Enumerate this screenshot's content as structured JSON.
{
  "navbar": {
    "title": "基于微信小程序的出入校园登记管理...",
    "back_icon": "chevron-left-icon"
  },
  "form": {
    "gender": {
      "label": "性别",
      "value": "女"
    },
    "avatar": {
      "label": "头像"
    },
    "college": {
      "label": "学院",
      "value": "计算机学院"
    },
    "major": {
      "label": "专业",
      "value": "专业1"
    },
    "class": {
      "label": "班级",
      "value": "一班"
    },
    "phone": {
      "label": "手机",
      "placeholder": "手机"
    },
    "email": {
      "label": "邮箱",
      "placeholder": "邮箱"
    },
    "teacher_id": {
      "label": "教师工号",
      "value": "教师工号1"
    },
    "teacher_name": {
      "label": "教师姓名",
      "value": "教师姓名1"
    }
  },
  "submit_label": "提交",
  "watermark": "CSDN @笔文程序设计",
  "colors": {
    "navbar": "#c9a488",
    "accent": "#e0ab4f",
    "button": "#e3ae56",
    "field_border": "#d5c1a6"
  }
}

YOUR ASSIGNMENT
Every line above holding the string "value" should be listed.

OUTPUT FOR THIS EXERCISE
      "value": "女"
      "value": "计算机学院"
      "value": "专业1"
      "value": "一班"
      "value": "教师工号1"
      "value": "教师姓名1"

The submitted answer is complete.